Lucy Gray conducts an extensive podcast interview with Eddie.
That's what Eddie is imbibing above.
It started in Florence, with a guy who'd grown immune
to his usual, the Americano. His mixologist added an equal
measure of gin and the rest was history.
1 ounce gin
1 ounce Campari
1 ounce sweet vermouth
More Campari if you like it bitter,
more vermouth if you like it sweet.
Combine with ice in a cocktail shaker,
strain into a martini glass.
Garnish with lemon or orange peel.
Prior to wordsmithing, Eddie was a bartender. At least
he's made one positive contribution to society.
is a second generation San Franciscan, product of a lousy
public school education, a couple of crazy years in art school,
and too much time in newspaper offices and sporting arenas.
No college, but he's compensated by always hanging around
smarter people, an effortless feat typically accomplished
Despite repeated warnings, he followed in his father's footsteps,
earning a living as a print journalist for sixteen years.
No scoops, no big prizes, but he left behind a thoroughly
abused expense account that got him into (and out of) various
intriguing parts of the world.
His career as an ink-stained fourth estate wretch sidetracked
Muller's early goal of becoming a filmmaker.
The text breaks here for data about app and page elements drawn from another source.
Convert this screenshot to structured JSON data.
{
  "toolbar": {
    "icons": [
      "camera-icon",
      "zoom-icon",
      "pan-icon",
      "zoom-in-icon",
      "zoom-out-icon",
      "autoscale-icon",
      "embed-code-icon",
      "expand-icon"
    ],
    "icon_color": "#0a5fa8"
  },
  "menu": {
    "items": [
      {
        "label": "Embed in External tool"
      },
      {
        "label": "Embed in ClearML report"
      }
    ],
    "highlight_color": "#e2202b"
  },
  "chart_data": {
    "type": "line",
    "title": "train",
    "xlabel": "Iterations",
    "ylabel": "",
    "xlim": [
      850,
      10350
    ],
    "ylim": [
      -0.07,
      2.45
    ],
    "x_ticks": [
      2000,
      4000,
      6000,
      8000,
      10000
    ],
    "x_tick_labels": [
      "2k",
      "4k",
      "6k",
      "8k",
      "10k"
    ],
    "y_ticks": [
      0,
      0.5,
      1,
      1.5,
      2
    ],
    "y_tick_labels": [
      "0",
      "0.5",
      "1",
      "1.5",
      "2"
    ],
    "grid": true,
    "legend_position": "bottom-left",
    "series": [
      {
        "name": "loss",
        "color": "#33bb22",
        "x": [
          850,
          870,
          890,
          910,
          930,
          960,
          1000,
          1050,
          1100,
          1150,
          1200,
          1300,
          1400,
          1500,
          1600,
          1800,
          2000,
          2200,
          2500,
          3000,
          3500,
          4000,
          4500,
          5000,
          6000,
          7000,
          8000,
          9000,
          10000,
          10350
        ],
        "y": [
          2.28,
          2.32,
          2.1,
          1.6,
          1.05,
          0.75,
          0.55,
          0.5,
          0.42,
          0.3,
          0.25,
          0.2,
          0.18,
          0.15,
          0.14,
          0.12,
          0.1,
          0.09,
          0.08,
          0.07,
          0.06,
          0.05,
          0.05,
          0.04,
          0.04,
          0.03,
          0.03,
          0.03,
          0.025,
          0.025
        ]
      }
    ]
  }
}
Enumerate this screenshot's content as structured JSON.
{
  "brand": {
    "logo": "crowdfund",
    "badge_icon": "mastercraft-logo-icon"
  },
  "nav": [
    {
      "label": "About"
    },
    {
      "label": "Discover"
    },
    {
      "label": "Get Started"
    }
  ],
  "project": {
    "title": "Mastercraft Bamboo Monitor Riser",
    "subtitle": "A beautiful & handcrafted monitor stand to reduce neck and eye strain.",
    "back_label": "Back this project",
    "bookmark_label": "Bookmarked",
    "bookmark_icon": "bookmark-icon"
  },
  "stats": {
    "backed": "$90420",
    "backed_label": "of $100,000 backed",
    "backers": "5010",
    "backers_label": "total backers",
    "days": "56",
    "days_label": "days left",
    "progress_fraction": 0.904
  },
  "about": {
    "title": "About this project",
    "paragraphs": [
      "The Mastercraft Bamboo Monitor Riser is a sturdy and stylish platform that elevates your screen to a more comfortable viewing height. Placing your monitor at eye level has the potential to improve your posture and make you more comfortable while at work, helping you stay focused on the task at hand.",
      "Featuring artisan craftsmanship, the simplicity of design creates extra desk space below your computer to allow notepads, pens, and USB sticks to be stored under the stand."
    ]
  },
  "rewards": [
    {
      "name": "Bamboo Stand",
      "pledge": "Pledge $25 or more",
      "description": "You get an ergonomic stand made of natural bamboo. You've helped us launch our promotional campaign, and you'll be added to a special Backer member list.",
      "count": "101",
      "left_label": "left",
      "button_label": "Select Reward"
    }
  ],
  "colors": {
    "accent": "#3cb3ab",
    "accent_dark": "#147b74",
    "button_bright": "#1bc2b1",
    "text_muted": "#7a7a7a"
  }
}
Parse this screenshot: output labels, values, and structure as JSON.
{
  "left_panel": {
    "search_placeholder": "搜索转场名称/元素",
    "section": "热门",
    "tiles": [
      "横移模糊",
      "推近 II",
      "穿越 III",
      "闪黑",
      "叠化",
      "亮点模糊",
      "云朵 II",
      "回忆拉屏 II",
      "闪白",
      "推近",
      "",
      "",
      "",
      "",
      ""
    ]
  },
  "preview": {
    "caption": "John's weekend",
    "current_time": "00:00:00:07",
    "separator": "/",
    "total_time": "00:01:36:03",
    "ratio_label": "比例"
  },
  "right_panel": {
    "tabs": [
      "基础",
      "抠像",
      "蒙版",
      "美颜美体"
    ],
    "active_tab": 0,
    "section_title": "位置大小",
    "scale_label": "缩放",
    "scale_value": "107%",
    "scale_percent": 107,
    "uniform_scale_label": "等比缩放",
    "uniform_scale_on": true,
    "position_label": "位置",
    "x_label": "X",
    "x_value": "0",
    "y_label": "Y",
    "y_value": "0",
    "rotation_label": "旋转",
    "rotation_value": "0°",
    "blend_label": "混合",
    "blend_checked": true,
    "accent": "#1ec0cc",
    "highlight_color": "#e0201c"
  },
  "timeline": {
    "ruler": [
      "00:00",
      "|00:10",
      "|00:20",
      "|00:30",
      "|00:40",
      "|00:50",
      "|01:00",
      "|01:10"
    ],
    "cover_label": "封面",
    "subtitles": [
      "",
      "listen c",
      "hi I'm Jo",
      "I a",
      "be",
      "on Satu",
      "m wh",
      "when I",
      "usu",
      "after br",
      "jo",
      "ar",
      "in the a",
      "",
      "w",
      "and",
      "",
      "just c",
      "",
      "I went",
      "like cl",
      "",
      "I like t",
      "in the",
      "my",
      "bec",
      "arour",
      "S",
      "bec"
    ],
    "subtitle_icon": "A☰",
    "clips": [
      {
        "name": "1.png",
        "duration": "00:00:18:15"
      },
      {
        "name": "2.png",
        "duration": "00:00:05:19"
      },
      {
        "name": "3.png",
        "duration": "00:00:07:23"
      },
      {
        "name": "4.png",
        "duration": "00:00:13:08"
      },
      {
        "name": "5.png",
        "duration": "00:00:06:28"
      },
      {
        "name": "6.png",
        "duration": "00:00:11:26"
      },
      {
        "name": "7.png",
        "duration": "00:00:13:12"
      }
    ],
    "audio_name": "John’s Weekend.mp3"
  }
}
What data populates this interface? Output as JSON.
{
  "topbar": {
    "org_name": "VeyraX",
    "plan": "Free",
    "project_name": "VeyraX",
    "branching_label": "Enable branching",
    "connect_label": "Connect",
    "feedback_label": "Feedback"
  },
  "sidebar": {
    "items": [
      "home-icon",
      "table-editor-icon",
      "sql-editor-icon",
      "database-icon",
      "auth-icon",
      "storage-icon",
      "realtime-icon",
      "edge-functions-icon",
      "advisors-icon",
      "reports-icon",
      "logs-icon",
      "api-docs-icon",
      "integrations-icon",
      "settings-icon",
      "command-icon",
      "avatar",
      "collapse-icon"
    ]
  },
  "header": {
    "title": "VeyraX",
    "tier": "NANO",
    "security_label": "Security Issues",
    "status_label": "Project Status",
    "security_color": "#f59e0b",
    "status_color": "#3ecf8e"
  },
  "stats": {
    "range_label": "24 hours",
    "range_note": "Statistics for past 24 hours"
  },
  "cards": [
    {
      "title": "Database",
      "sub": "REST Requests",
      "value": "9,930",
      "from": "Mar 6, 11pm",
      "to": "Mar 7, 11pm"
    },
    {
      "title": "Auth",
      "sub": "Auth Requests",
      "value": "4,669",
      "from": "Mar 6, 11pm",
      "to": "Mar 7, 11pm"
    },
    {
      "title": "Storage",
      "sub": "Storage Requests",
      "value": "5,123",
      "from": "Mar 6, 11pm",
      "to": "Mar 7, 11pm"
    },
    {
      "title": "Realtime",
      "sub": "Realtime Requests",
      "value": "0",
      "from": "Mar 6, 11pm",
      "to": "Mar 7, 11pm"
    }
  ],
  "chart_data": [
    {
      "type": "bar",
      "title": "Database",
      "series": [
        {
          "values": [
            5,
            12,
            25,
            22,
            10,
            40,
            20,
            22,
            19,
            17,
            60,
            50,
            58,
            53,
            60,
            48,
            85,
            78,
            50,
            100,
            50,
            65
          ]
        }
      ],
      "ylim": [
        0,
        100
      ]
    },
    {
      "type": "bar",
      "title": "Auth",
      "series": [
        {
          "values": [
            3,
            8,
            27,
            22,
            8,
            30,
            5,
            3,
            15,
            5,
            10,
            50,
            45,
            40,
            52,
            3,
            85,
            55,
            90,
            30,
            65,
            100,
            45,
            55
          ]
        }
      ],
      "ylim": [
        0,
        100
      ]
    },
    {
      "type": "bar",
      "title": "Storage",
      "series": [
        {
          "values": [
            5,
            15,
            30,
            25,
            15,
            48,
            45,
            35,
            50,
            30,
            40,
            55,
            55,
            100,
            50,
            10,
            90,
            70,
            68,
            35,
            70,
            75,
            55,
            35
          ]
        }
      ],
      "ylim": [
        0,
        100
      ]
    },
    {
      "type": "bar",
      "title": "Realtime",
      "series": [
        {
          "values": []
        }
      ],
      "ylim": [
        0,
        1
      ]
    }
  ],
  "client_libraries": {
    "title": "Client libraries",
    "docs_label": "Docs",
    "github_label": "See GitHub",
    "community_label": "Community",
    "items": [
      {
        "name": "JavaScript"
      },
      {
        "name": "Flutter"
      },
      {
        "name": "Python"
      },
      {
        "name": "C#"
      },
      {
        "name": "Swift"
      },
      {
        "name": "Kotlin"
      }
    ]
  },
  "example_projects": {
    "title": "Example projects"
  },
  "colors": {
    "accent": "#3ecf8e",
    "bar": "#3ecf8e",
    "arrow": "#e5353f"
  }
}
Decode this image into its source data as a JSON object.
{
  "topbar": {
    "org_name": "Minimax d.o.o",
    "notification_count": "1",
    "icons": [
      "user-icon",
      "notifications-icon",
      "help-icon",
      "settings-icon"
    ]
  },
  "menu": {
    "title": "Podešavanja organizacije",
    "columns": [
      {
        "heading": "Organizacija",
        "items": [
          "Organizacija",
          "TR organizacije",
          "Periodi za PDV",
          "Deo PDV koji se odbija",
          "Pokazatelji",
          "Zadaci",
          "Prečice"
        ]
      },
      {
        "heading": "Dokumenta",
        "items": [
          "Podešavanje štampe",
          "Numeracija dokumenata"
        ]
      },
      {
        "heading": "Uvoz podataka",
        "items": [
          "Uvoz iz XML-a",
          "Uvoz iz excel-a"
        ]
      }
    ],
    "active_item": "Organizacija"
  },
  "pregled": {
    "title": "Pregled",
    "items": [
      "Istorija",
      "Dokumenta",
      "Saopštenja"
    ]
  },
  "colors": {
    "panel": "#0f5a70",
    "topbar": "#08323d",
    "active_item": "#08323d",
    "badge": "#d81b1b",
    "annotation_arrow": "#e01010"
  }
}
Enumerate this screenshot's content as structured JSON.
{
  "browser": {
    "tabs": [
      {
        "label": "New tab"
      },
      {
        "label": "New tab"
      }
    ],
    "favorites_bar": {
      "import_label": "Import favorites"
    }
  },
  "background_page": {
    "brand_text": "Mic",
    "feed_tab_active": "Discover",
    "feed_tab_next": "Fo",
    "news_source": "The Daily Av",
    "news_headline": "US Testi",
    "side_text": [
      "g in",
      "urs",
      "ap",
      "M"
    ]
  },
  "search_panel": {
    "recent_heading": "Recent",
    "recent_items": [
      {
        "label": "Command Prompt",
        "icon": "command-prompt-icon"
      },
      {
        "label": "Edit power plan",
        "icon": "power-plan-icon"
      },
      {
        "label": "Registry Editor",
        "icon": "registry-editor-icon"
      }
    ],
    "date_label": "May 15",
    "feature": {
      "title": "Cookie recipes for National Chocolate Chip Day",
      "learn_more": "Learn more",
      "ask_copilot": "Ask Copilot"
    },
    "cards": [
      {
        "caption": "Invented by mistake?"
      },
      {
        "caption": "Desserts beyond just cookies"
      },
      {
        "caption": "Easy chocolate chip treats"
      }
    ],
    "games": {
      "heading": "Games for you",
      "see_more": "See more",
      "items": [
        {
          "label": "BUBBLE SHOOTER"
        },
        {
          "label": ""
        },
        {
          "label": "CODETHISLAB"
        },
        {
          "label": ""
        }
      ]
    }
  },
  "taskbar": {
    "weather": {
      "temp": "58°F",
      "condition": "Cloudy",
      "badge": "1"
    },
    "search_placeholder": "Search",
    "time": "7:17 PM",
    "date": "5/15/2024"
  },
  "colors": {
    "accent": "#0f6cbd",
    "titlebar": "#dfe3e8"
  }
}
A stint in George
Kuchar's notorious "narrative filmmaking" class
at the San Francisco Art Institute in the late 1970s resulted
in the creation of a 14-minute, 16mm hommage to Raymond Chandler
called Bay City Blues, one of five national finalists
for the 1979 Student Academy Award. He also appeared as an
actor in several Kuchar
movies of the period.
Since 1998 Muller has devoted himself full-time to projects
that pique his interest, ranging from the creation of a Historical
Boxing Museum, to a fully illustrated history of Adults Only
movies, to acting as co-writer and -producer of one of the
first completely digital theatrical documentaries, Mau
Mau Sex Sex. He created his own graphics firm, St. Francis
Studio, which enables him to design, as well as write, his
non-fiction books. He has achieved much acclaim for his three
books on film noir, earning the nickname "The Czar of
His father, the original Eddie Muller (he's not a junior
long story, don't ask), was a renown sportswriter for the
San Francisco Examiner who earned the nickname "Mr. Boxing"
during his 52-year run. The senior Muller served as inspiration
for the character of Billy Nichols, the protagonist of the
younger Muller's two critically acclaimed novels, The
Distance (2002) and Shadow
Eddie lives in the San Francisco Bay Area with his wife, Kathleen